Web page and app entries
....

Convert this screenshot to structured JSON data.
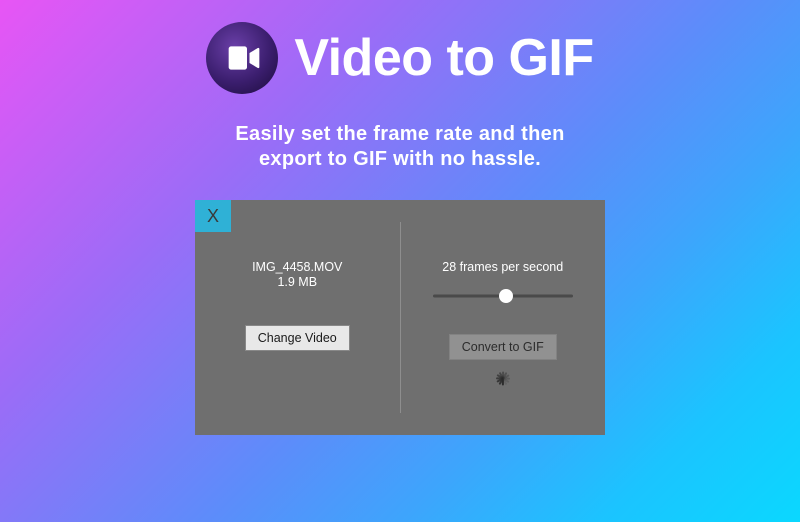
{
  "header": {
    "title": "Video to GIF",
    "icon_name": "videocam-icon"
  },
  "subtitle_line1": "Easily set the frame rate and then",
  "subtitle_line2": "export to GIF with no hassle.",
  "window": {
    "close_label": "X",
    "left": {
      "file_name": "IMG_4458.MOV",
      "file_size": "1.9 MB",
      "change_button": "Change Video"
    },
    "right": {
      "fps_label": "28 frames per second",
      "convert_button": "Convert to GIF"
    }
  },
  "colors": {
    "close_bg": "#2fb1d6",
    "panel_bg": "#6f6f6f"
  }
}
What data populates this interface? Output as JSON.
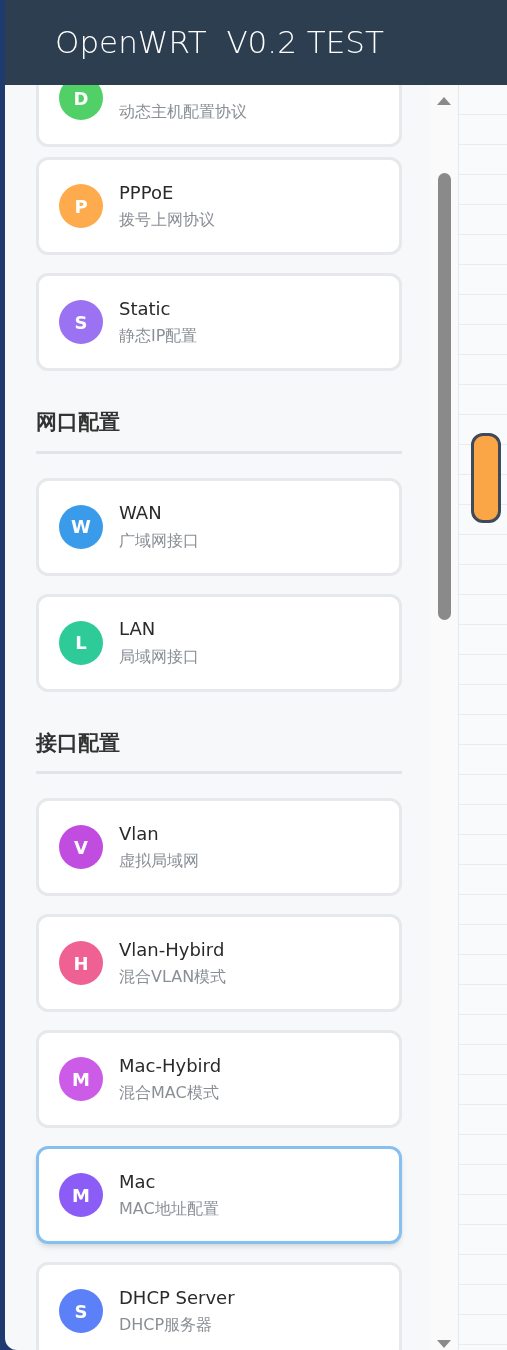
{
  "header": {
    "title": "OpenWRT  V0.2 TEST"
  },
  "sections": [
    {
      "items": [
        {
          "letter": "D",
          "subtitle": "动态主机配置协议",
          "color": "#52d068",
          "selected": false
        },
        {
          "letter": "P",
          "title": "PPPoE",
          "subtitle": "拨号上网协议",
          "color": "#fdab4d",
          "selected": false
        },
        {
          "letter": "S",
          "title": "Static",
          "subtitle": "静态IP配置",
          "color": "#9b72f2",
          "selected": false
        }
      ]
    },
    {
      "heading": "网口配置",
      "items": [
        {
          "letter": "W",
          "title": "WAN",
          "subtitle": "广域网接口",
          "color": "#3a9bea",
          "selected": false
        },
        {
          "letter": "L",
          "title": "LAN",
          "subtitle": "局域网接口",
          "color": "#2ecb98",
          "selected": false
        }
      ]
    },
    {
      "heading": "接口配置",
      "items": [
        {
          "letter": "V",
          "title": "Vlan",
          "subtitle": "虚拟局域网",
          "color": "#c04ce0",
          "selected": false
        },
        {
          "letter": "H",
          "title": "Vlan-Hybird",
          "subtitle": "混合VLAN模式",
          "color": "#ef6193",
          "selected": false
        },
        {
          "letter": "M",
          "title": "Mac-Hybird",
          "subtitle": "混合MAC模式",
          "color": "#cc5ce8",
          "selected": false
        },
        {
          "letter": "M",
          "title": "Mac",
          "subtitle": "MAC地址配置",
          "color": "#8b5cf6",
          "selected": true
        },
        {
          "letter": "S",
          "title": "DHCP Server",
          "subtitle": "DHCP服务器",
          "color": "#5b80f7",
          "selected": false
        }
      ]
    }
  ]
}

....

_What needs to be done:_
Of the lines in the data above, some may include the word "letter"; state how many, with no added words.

_Solution to this problem:_
10